Oil prices continued their recent downward thrust last week, with Brent crude falling below $98 a barrel on Wednesday, more than $40 a barrel from its high just over a week ago.
Is there a suspicion that normality could return in the event of a peace agreement with the Putin regime?
That seems very unlikely, especially for the likes of the oligarchs in Britain. This romance is over. but When the killing ends Will the West keep up the pressure on the Putin regime by maintaining sanctions on banks and international payments?
Austria’s Raiffeisen Bank International said it was considering an exit from Russia just weeks after its chief executive said the lender – which generates a third of its profits in the country – would remain.
Several well-known banks have announced plans to leave Russia, including JPMorgan, Goldman Sachs and Deutsche Bank.
One has to assume that in the event of a peace agreement, sanctions will only be removed slowly – perhaps even over time when no one is looking.
Peace deal or not, some things won’t be the same. Several European countries will be determined to reduce their dependence on Russian oil and gas. This will affect production and price in the coming years.
US President Joe Biden has called Vladimir Putin a “war criminal”. That assessment cannot change if the slaughter stops.
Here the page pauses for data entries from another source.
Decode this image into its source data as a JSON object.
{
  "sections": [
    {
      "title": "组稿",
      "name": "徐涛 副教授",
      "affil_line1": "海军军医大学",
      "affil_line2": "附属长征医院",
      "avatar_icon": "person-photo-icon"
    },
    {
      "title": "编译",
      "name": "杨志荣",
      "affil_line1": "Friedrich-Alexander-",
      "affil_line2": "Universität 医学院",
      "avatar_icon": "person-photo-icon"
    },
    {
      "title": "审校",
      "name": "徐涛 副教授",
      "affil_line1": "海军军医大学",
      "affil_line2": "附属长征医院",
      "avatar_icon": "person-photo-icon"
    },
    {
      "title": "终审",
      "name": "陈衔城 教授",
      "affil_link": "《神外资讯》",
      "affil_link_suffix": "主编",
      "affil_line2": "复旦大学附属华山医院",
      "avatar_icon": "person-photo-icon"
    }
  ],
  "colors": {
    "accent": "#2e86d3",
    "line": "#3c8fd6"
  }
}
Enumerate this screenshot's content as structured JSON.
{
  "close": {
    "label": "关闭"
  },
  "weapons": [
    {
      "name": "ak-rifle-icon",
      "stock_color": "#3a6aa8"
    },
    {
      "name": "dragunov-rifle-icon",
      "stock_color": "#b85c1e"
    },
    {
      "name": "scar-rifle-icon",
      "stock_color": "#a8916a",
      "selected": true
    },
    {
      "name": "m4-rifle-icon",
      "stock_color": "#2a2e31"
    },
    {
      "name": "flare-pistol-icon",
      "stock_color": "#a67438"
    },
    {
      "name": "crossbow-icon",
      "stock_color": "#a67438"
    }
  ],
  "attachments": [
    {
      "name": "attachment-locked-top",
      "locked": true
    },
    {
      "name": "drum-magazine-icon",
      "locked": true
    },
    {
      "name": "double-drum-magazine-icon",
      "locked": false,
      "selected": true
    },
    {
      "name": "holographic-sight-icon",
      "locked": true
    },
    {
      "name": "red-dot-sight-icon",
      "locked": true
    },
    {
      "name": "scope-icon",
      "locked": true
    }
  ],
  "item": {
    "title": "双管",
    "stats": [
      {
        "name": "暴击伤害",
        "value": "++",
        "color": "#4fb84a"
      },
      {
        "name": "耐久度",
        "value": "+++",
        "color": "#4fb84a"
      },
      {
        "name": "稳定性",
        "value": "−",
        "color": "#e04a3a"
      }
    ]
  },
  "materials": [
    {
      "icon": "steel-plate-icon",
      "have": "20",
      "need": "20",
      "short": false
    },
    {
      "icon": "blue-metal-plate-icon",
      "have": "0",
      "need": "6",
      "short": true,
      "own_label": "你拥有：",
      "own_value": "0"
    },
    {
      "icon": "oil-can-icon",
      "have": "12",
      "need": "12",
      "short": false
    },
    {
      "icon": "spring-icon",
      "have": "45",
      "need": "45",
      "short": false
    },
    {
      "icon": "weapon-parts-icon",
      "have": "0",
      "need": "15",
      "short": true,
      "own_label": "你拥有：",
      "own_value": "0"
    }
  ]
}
American economic policy towards Russia must remain in place even if there is a Russian peace agreement with Ukraine.
Western governments will want to maintain the moral high ground even if an agreement is reached. Reality doesn’t always play out that way. Sanctions imposed after Putin seized Crimea in 2014 technically remained – yet everyone seemed to be doing more business with Russia after 2014 than before.
Sanctions and slippage go hand in hand.
Shannon Foynes has the right idea for the future
Regardless of the outcome of Russia’s attack on Ukraine, Europe must wean itself off of Putin’s fossil fuels. This imperative has already had some Germans knocking on Irish doors as they seek to harness Ireland’s offshore wind power potential.
There is an opportunity to develop this industry and export energy to Europe as long as we can get the best economic returns from it. On the other hand, it has to be quick.
Ireland is already late for the offshore wind party and its ambitions look modest with a target of 5GW offshore wind by 2030.
Shannon Foynes Port was quick to recognize the potential of this emerging industry and is wasting no time in positioning itself as a key hub for such activity. During the week, the port revealed details of a €25 million investment – but more importantly, it has encouraged policymakers and the government to move faster and with greater ambition.
Port CEO Pat Keating was quick to see the potential for Ireland, especially given the need in places like Germany to find non-Russian sources of energy.
Offshore wind is Ireland’s chance to contribute to energy security, improve climate targets and create a brand new industry. We should not hesitate any longer.
https://www.independent.ie/opinion/analysis/after-20-years-stuck-in-a-boghole-the-esb-decided-to-stop-digging-41461557.html After 20 years in a swamp, the ESB decided to stop digging